Ogyen was named in the charge sheet filed by the police even as his supporters and the Tibetan government in exile lobbied hectically to remove his name. While nine others were arrested and later released on bail, the state government has now pleaded to remove Ogyen’s name. “The state had sought opinion from the law department.
The Una deputy commissioner requested the court, since the case was weak, that in public interest the case be dropped,” says principal secretary, Home, PC Dhiman.
The state government’s move to drop the charges have given reprieve even to the Dharamsala-based Tibetan government in Exile. The Karmapa’s purpose was to come to India to join the Dalai Lama and pursue his lineage in a free country. He has millions of followers across the world and the cash controversy brought disrepute to his name, even though he was not directly involved. “The damage has been done. But We are happy that his name is being dropped from the charge sheet,” says Pema Chinjjor, Cultural and Religion affairs minister.
Timeline of the cash controversy
January 28, 2011: The Police recover currencies of 26 countries, including Chinese yuan and around R53 lakhs, in a raid on the Gyuto Tantric University and Monastery located near Dharamsala. This followed from the seizure of R1 crore from a jeep by Una police on the inter-state border. Investigation reveals that the money was meant for buying land for the Karmapa Trust.

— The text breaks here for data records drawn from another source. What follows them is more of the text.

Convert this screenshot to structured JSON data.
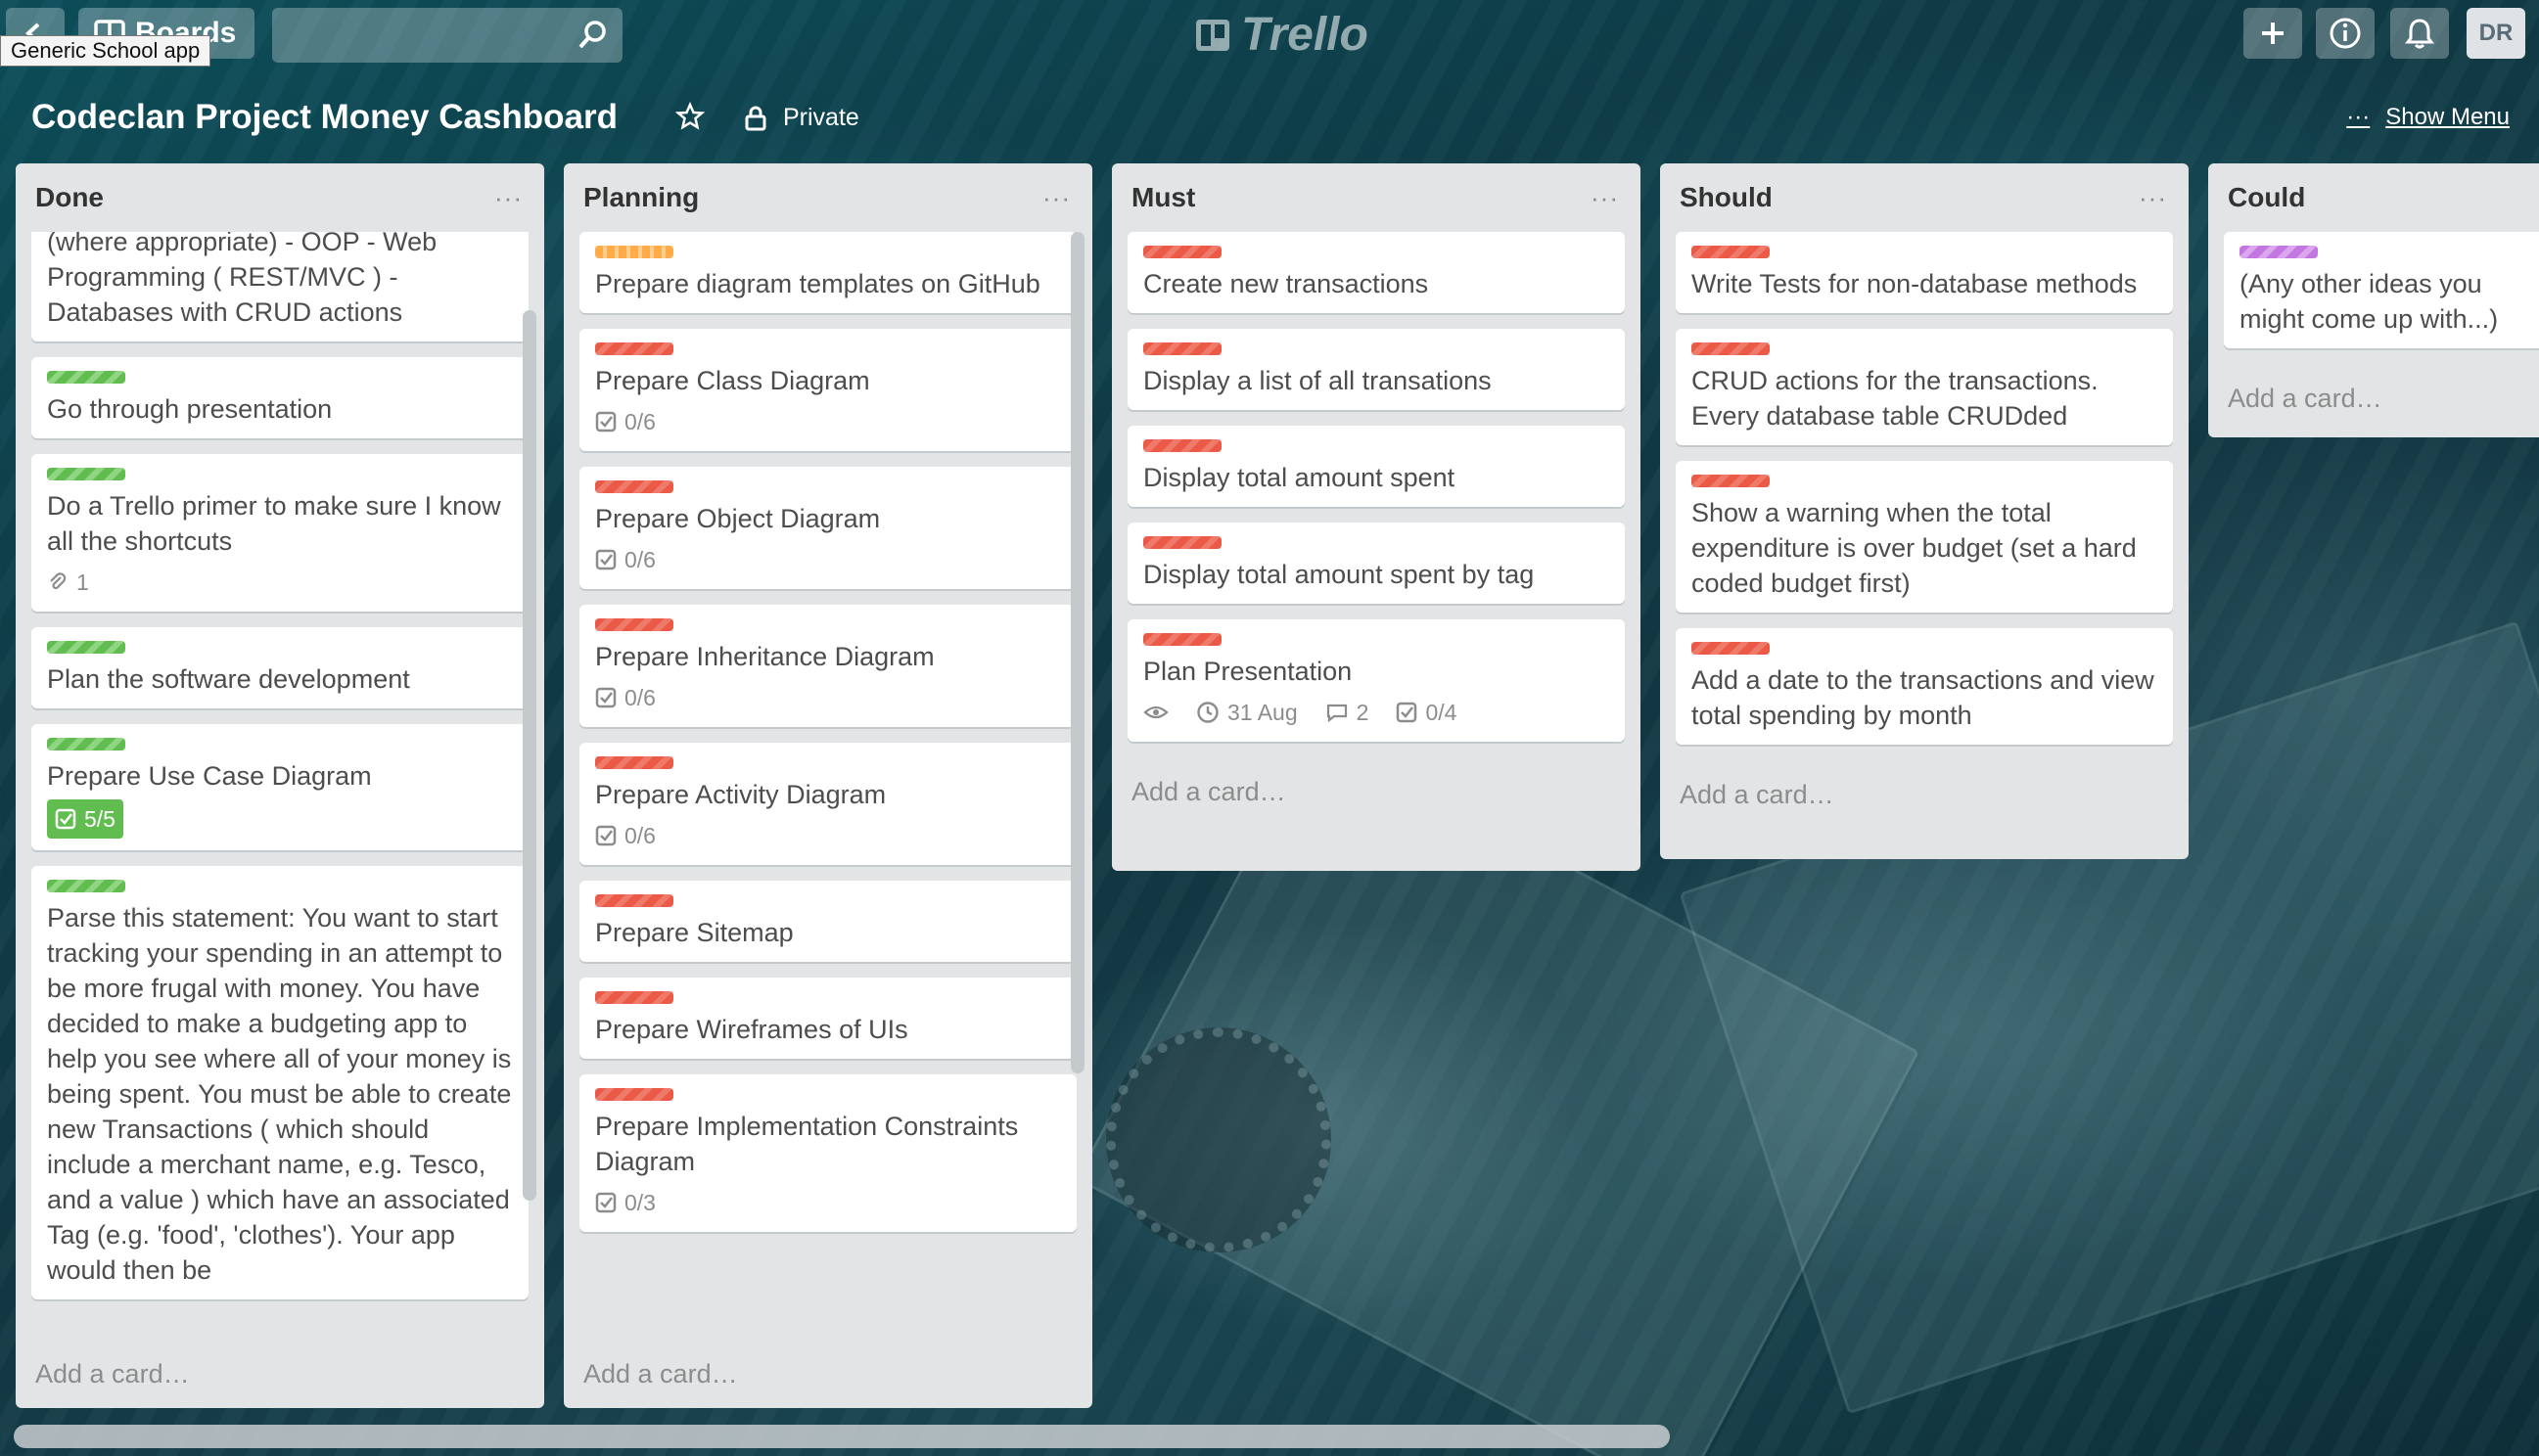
{
  "header": {
    "boards_label": "Boards",
    "tooltip": "Generic School app",
    "logo_text": "Trello",
    "avatar_initials": "DR"
  },
  "board": {
    "title": "Codeclan Project Money Cashboard",
    "visibility": "Private",
    "show_menu": "Show Menu"
  },
  "add_card_label": "Add a card…",
  "lists": [
    {
      "title": "Done",
      "cards": [
        {
          "text": "(where appropriate) - OOP - Web Programming ( REST/MVC ) - Databases with CRUD actions",
          "labels": []
        },
        {
          "text": "Go through presentation",
          "labels": [
            "green"
          ]
        },
        {
          "text": "Do a Trello primer to make sure I know all the shortcuts",
          "labels": [
            "green"
          ],
          "attachments": "1"
        },
        {
          "text": "Plan the software development",
          "labels": [
            "green"
          ]
        },
        {
          "text": "Prepare Use Case Diagram",
          "labels": [
            "green"
          ],
          "checklist": "5/5"
        },
        {
          "text": "Parse this statement: You want to start tracking your spending in an attempt to be more frugal with money. You have decided to make a budgeting app to help you see where all of your money is being spent. You must be able to create new Transactions ( which should include a merchant name, e.g. Tesco, and a value ) which have an associated Tag (e.g. 'food', 'clothes'). Your app would then be",
          "labels": [
            "green"
          ]
        }
      ]
    },
    {
      "title": "Planning",
      "cards": [
        {
          "text": "Prepare diagram templates on GitHub",
          "labels": [
            "orange"
          ]
        },
        {
          "text": "Prepare Class Diagram",
          "labels": [
            "red"
          ],
          "checklist": "0/6"
        },
        {
          "text": "Prepare Object Diagram",
          "labels": [
            "red"
          ],
          "checklist": "0/6"
        },
        {
          "text": "Prepare Inheritance Diagram",
          "labels": [
            "red"
          ],
          "checklist": "0/6"
        },
        {
          "text": "Prepare Activity Diagram",
          "labels": [
            "red"
          ],
          "checklist": "0/6"
        },
        {
          "text": "Prepare Sitemap",
          "labels": [
            "red"
          ]
        },
        {
          "text": "Prepare Wireframes of UIs",
          "labels": [
            "red"
          ]
        },
        {
          "text": "Prepare Implementation Constraints Diagram",
          "labels": [
            "red"
          ],
          "checklist": "0/3"
        }
      ]
    },
    {
      "title": "Must",
      "cards": [
        {
          "text": "Create new transactions",
          "labels": [
            "red"
          ]
        },
        {
          "text": "Display a list of all transations",
          "labels": [
            "red"
          ]
        },
        {
          "text": "Display total amount spent",
          "labels": [
            "red"
          ]
        },
        {
          "text": "Display total amount spent by tag",
          "labels": [
            "red"
          ]
        },
        {
          "text": "Plan Presentation",
          "labels": [
            "red"
          ],
          "due": "31 Aug",
          "comments": "2",
          "checklist": "0/4",
          "watching": true
        }
      ]
    },
    {
      "title": "Should",
      "cards": [
        {
          "text": "Write Tests for non-database methods",
          "labels": [
            "red"
          ]
        },
        {
          "text": "CRUD actions for the transactions. Every database table CRUDded",
          "labels": [
            "red"
          ]
        },
        {
          "text": "Show a warning when the total expenditure is over budget (set a hard coded budget first)",
          "labels": [
            "red"
          ]
        },
        {
          "text": "Add a date to the transactions and view total spending by month",
          "labels": [
            "red"
          ]
        }
      ]
    },
    {
      "title": "Could",
      "cards": [
        {
          "text": "(Any other ideas you might come up with...)",
          "labels": [
            "purple"
          ]
        }
      ]
    }
  ]
}
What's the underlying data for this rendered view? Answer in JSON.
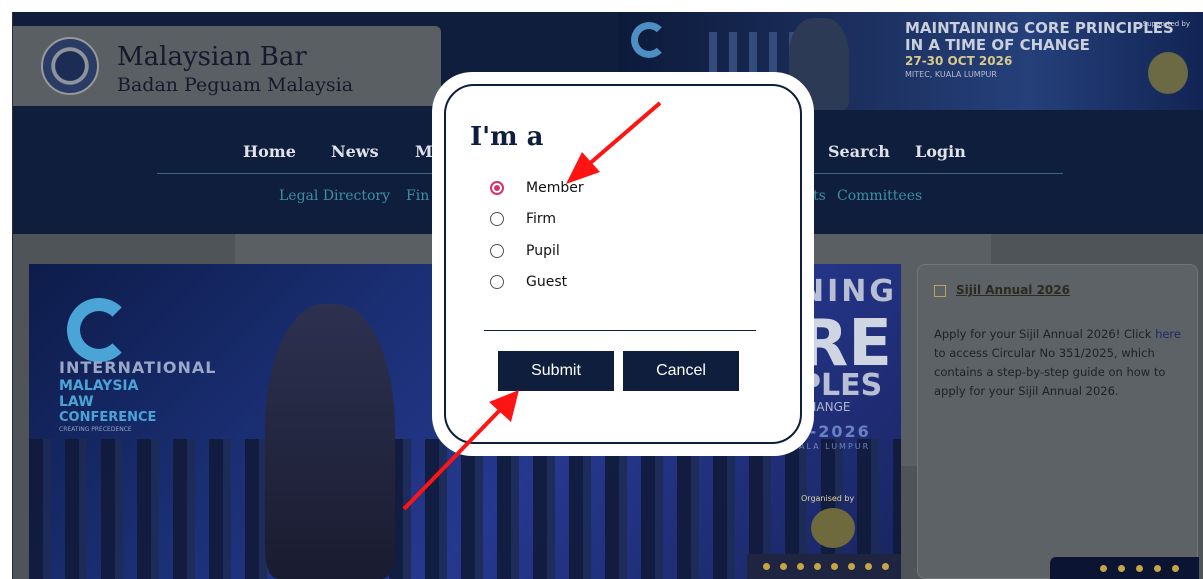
{
  "header": {
    "logo_title": "Malaysian Bar",
    "logo_subtitle": "Badan Peguam Malaysia",
    "banner": {
      "line1": "MAINTAINING CORE PRINCIPLES",
      "line2": "IN A TIME OF CHANGE",
      "line3": "27-30 OCT 2026",
      "line4": "MITEC, KUALA LUMPUR",
      "supported": "Supported by"
    }
  },
  "nav": {
    "items": [
      "Home",
      "News",
      "M",
      "Search",
      "Login"
    ]
  },
  "subnav": {
    "items": [
      "Legal Directory",
      "Fin",
      "ts",
      "Committees"
    ]
  },
  "slider": {
    "left_line1": "INTERNATIONAL",
    "left_line2": "MALAYSIA",
    "left_line3": "LAW",
    "left_line4": "CONFERENCE",
    "left_line5": "CREATING PRECEDENCE",
    "right_line1": "NING",
    "right_line2": "RE",
    "right_line3": "PLES",
    "right_line4": "CHANGE",
    "right_line5": "T-2026",
    "right_line6": "ALA LUMPUR",
    "organised": "Organised by",
    "dot_count": 8
  },
  "sidebar": {
    "link": "Sijil Annual 2026",
    "text_before": "Apply for your Sijil Annual 2026! Click ",
    "text_link": "here",
    "text_after": " to access Circular No 351/2025, which contains a step-by-step guide on how to apply for your Sijil Annual 2026.",
    "dot_count": 5
  },
  "modal": {
    "title": "I'm a",
    "options": [
      {
        "label": "Member",
        "checked": true
      },
      {
        "label": "Firm",
        "checked": false
      },
      {
        "label": "Pupil",
        "checked": false
      },
      {
        "label": "Guest",
        "checked": false
      }
    ],
    "submit": "Submit",
    "cancel": "Cancel"
  },
  "colors": {
    "navy": "#0f1e3c",
    "radio_accent": "#d6336c",
    "annotation_arrow": "#ff1414",
    "gold": "#c5a544"
  }
}
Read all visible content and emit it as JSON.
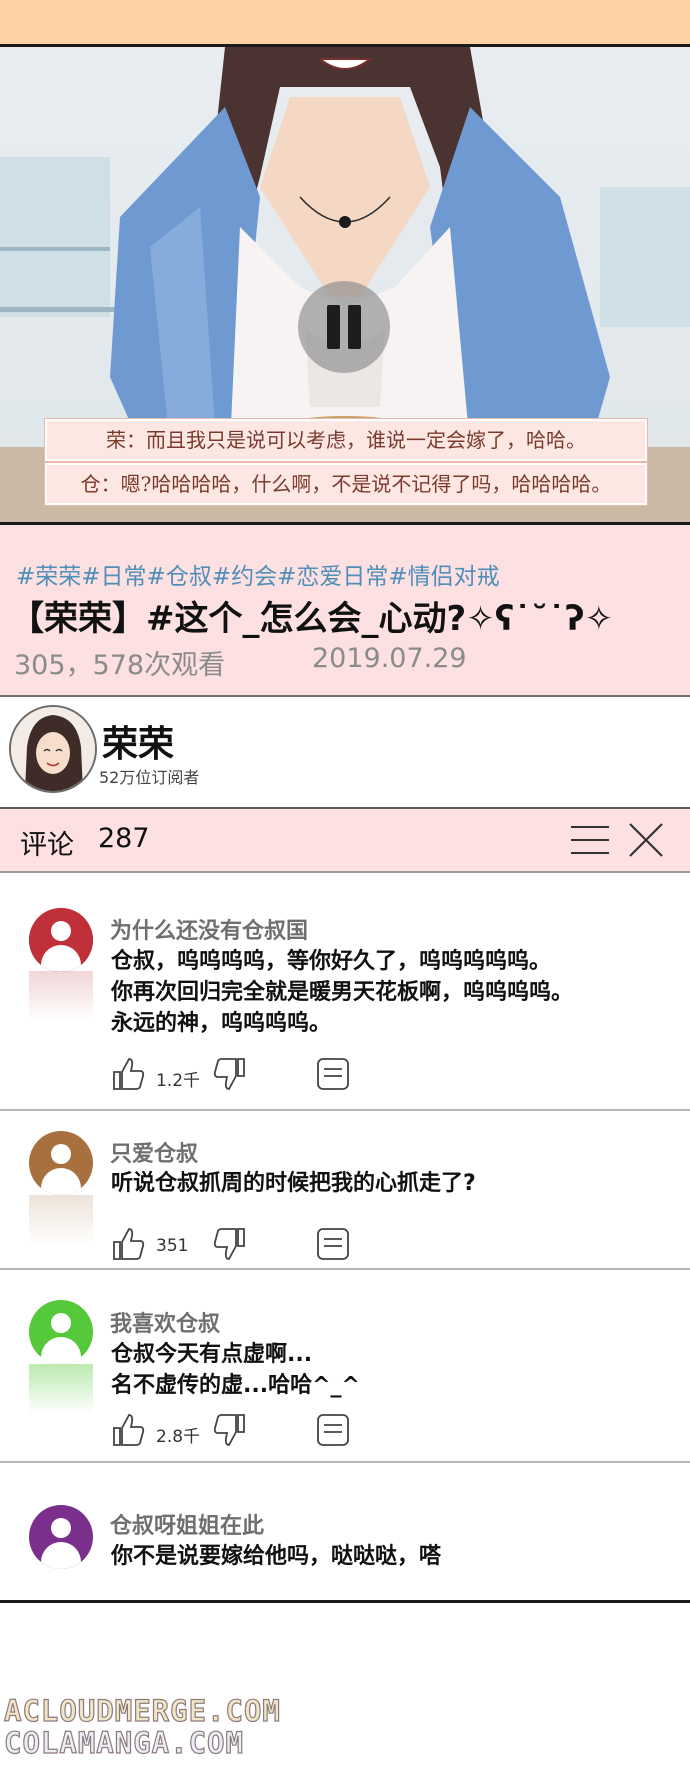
{
  "video": {
    "subtitle_1": "荣：而且我只是说可以考虑，谁说一定会嫁了，哈哈。",
    "subtitle_2": "仓：嗯?哈哈哈哈，什么啊，不是说不记得了吗，哈哈哈哈。"
  },
  "info": {
    "tags": "#荣荣#日常#仓叔#约会#恋爱日常#情侣对戒",
    "title": "【荣荣】#这个_怎么会_心动?✧ʕ˙˘˙ʔ✧",
    "views": "305，578次观看",
    "date": "2019.07.29"
  },
  "channel": {
    "name": "荣荣",
    "subscribers": "52万位订阅者"
  },
  "comments_header": {
    "label": "评论",
    "count": "287"
  },
  "comments": [
    {
      "user": "为什么还没有仓叔国",
      "text": "仓叔，呜呜呜呜，等你好久了，呜呜呜呜呜。\n你再次回归完全就是暖男天花板啊，呜呜呜呜。\n永远的神，呜呜呜呜。",
      "likes": "1.2千",
      "avatar_color": "#c0303a"
    },
    {
      "user": "只爱仓叔",
      "text": "听说仓叔抓周的时候把我的心抓走了?",
      "likes": "351",
      "avatar_color": "#a8703f"
    },
    {
      "user": "我喜欢仓叔",
      "text": "仓叔今天有点虚啊...\n名不虚传的虚...哈哈^_^",
      "likes": "2.8千",
      "avatar_color": "#56c93a"
    },
    {
      "user": "仓叔呀姐姐在此",
      "text": "你不是说要嫁给他吗，哒哒哒，嗒",
      "likes": "",
      "avatar_color": "#7b2f8c"
    }
  ],
  "watermark": {
    "line1": "ACLOUDMERGE.COM",
    "line2": "COLAMANGA.COM"
  }
}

December 7, 2011: A charge sheet is filed before Una chief judicial magistrate who summons Oygen and 9 others to be personally present on March 6. Ogyen fails to appear.
February 21, 2012: National Security Advisor Shivasankar Menon chairs a meet in PMO on Oygen and takes a decision in line with the Cabinet Committee on Security’s decision to engage Oygen. Oygen, on the same day, moves the Una deputy commissioner to drop his name from the chargesheet saying he is only head of the Gyuto Monastery and has nothing to do with financial transactions.
March 14, 2012: The Intelligence Bureau sends a report on Oygen, saying he is leveraging influence in India, using huge remittances from China.
April 24, 2012: Centre tells Himachal Pradesh government to drop Ogyen’s name from the chargesheet which in turn directs Una district Magistrate to move the matter in court through the public prosecutor for deleting Oygen’s name.